  5. 'At other moments - for all the Chorus's endeavours - the concert is let down by anodyne music and lyrics.'
  6. 'I just find their music very anodyne, its very ‘consistent’, it lacks variation and is very safe - and that's the problem for the film.'
  7. 'I want to be able to turn on Radio 1 and hear you playing your own unique music one day, stopping that flow of anodyne pop nothingness.'
  8. 'The sound effects - such as the perfect hollow pop every time Sara takes her pills - work in harmony with the images to convey the dull repetition and anodyne ritual that make up any addiction.'
  9. 'In essence, they are largely anodyne affairs and an opportunity for leaders to fire up the troops before going into battle.'
  10. 'Under contract to Rank, he played so many anodyne heroes that he became ‘the idol of the Odeons‘.'

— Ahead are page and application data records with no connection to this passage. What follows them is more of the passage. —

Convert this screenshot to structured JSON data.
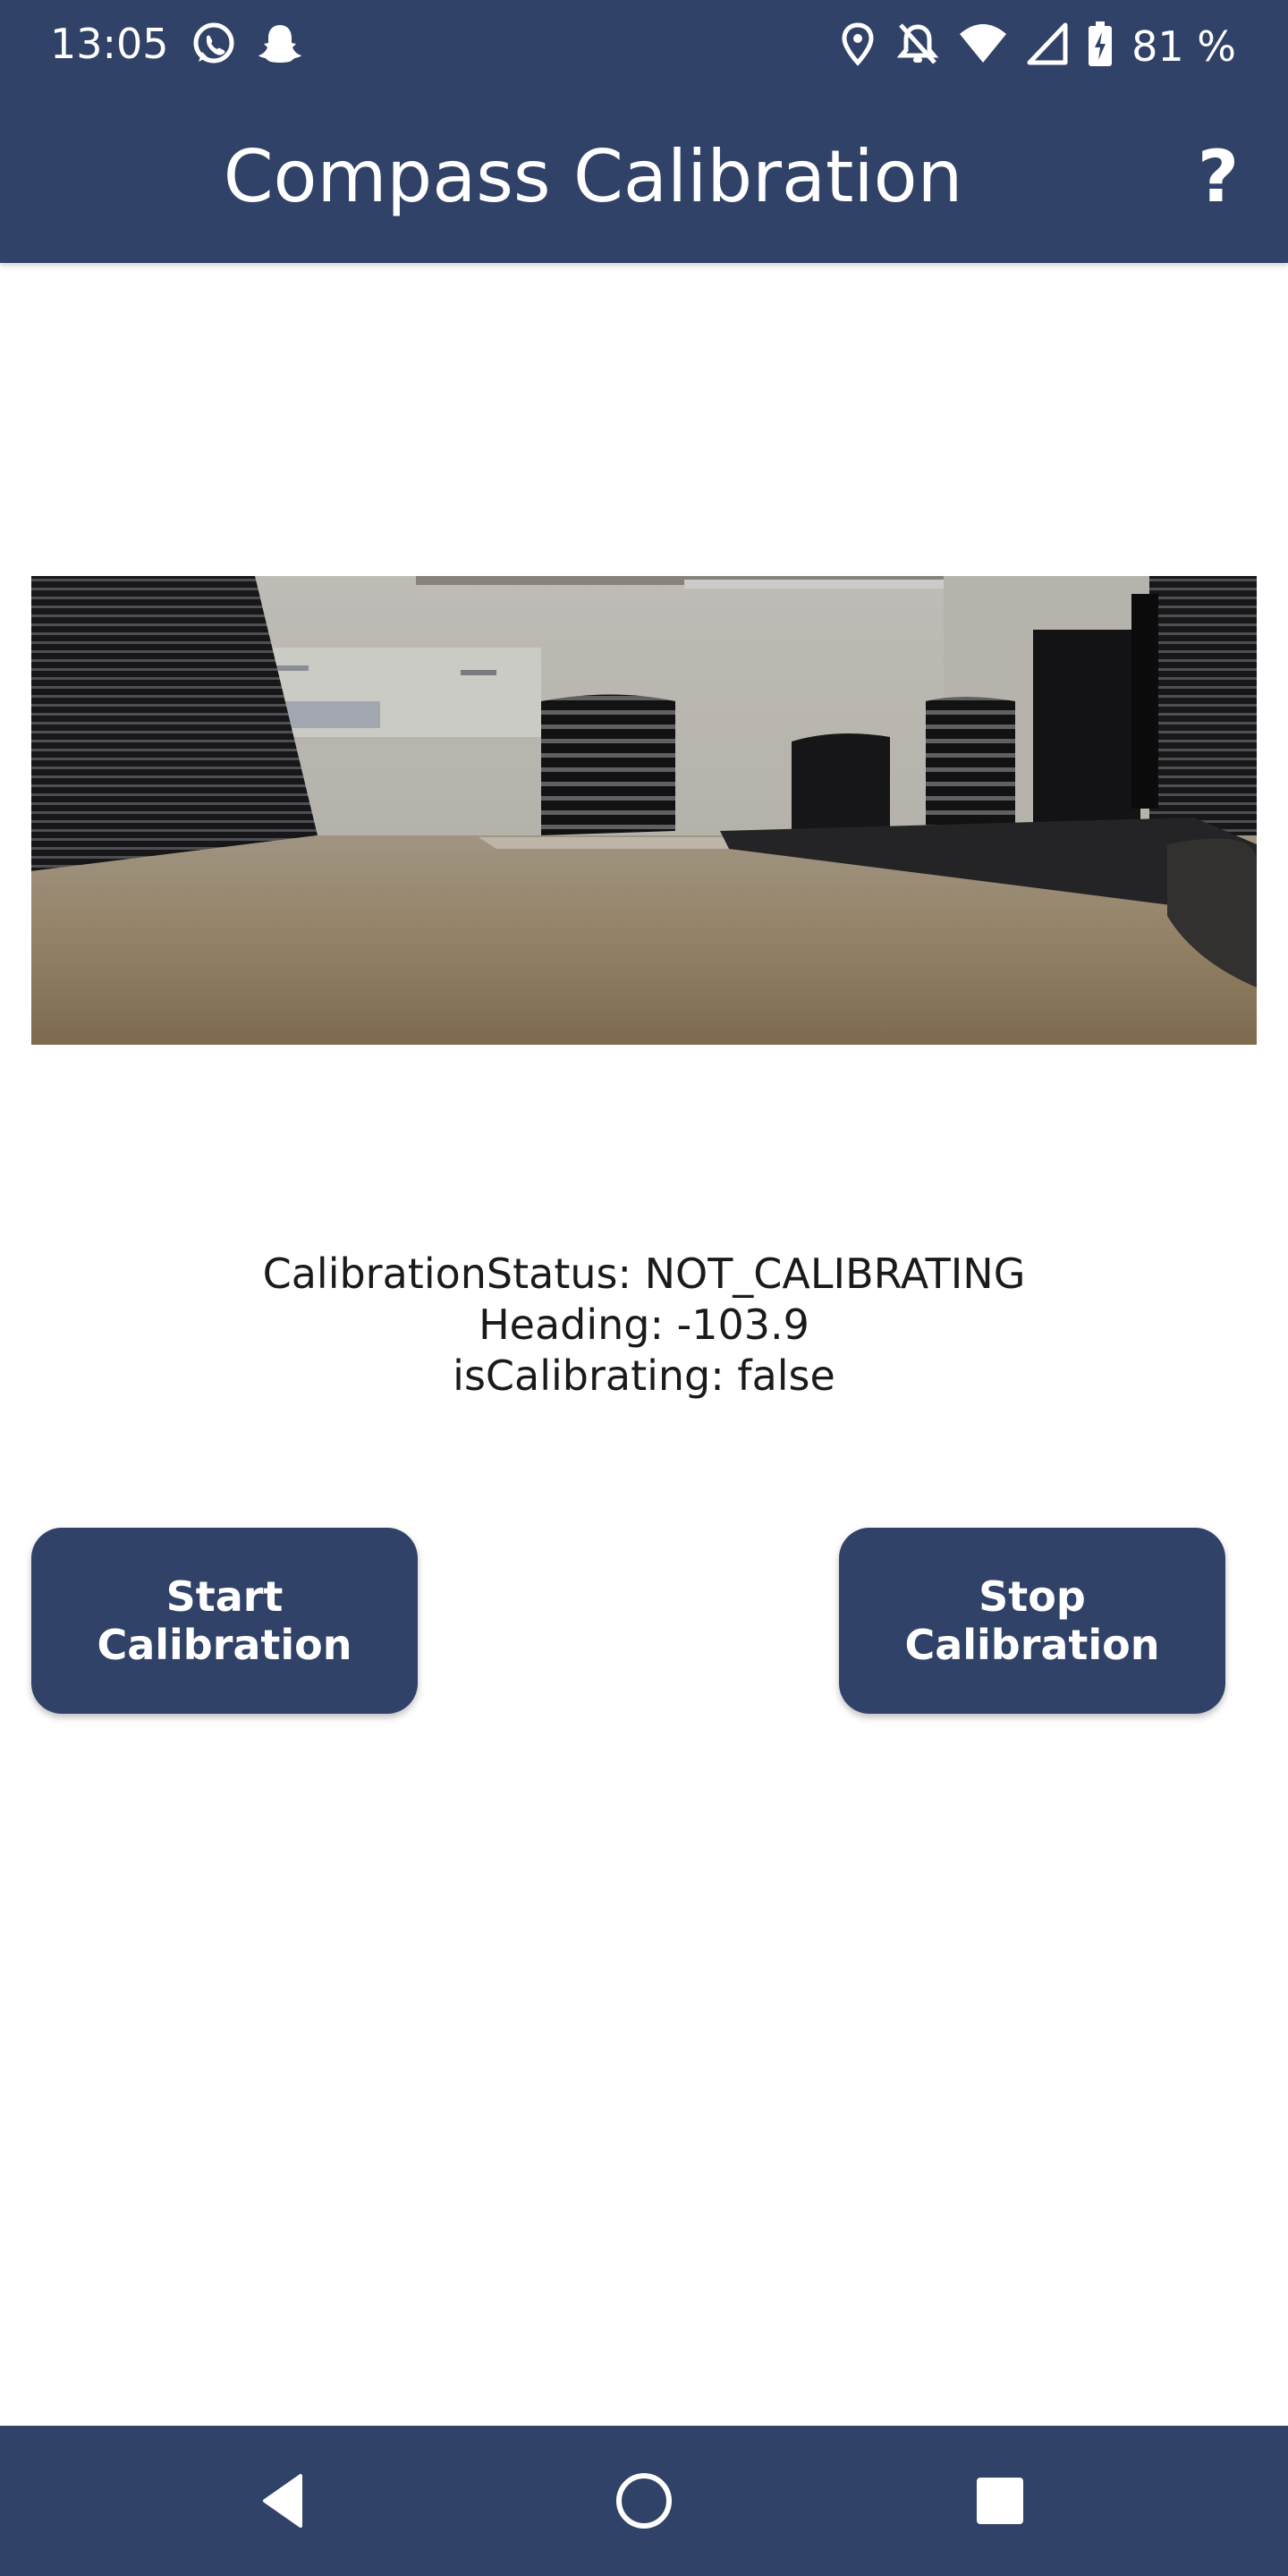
{
  "status_bar": {
    "time": "13:05",
    "left_icons": [
      "whatsapp-icon",
      "snapchat-icon"
    ],
    "right_icons": [
      "location-icon",
      "notifications-off-icon",
      "wifi-icon",
      "cell-signal-icon",
      "battery-charging-icon"
    ],
    "battery_percent": "81 %"
  },
  "app_bar": {
    "title": "Compass Calibration",
    "help_label": "?"
  },
  "camera": {
    "description_icon": "camera-preview-image"
  },
  "calibration": {
    "status_line": "CalibrationStatus: NOT_CALIBRATING",
    "heading_line": "Heading: -103.9",
    "is_calibrating_line": "isCalibrating: false"
  },
  "buttons": {
    "start_label": "Start Calibration",
    "stop_label": "Stop Calibration"
  },
  "nav_bar": {
    "items": [
      "back-icon",
      "home-icon",
      "recents-icon"
    ]
  },
  "colors": {
    "primary": "#314268",
    "background": "#ffffff",
    "text": "#1a1a1a",
    "on_primary": "#ffffff"
  }
}
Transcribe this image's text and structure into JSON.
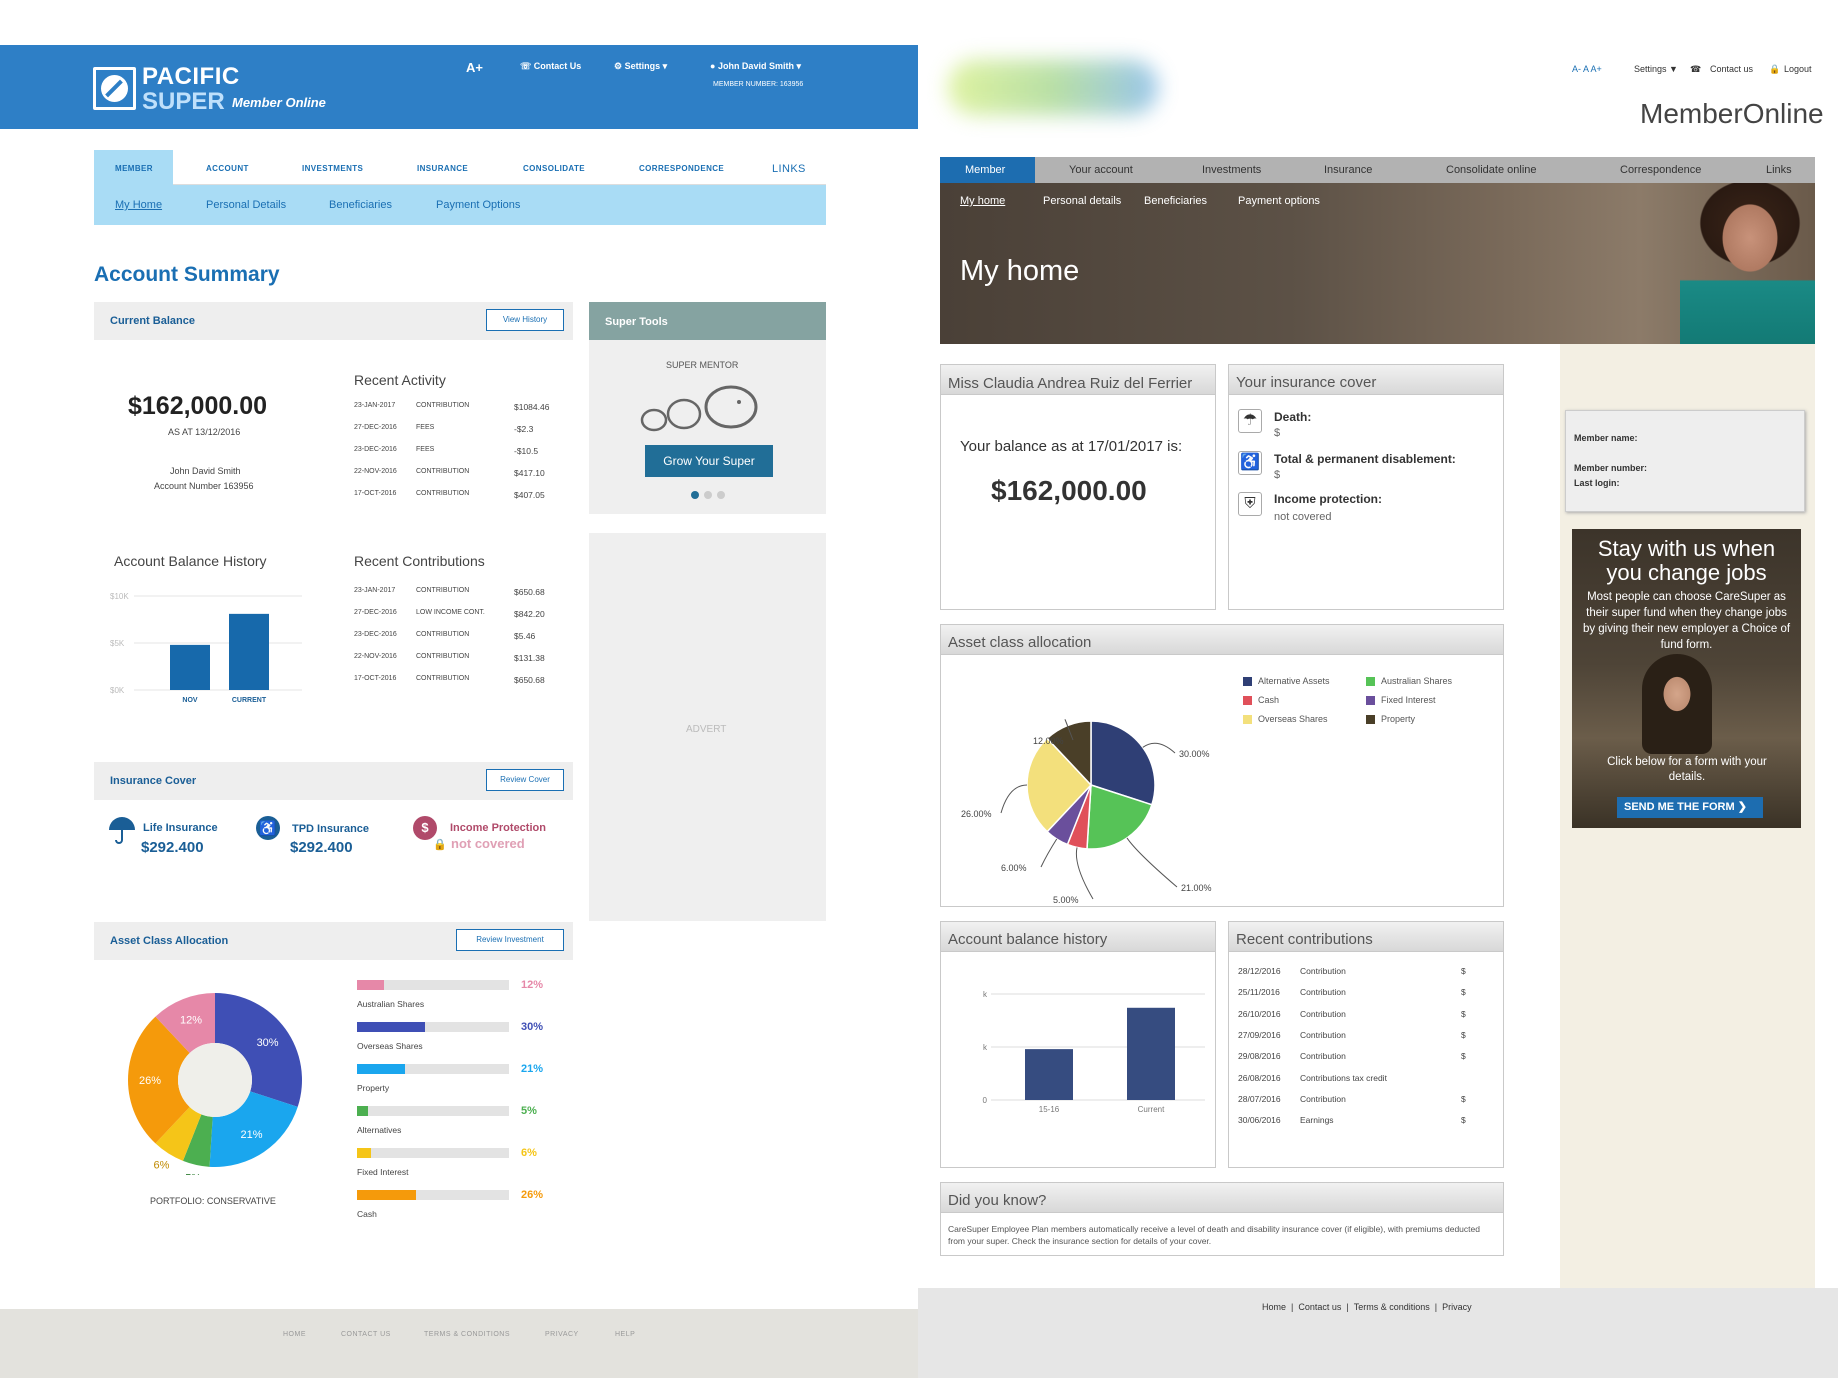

noun

A painkilling drug or medicine.
  1. figurative 'an anodyne to the misery she had put him through'
  2. 'The root, which is rather toxic, has anodyne and soporific properties.'

Definitions

1. a medicine that relieves or allays pain.

2. anything that relieves distress or pain: The music was an anodyne to his grief. adjective

3. relieving pain.

4. soothing to the mind or feelings.

More examples(as adjective)

"stuffs can be anodyne."

"motions can be anodyne."

"introductions can be anodyne."

"texts can be anodyne."

"songs can be anodyne."

More examples++

Origin

Mid 16th century: via Latin from Greek anōdunos ‘painless’, from an- ‘without’ + odunē ‘pain’.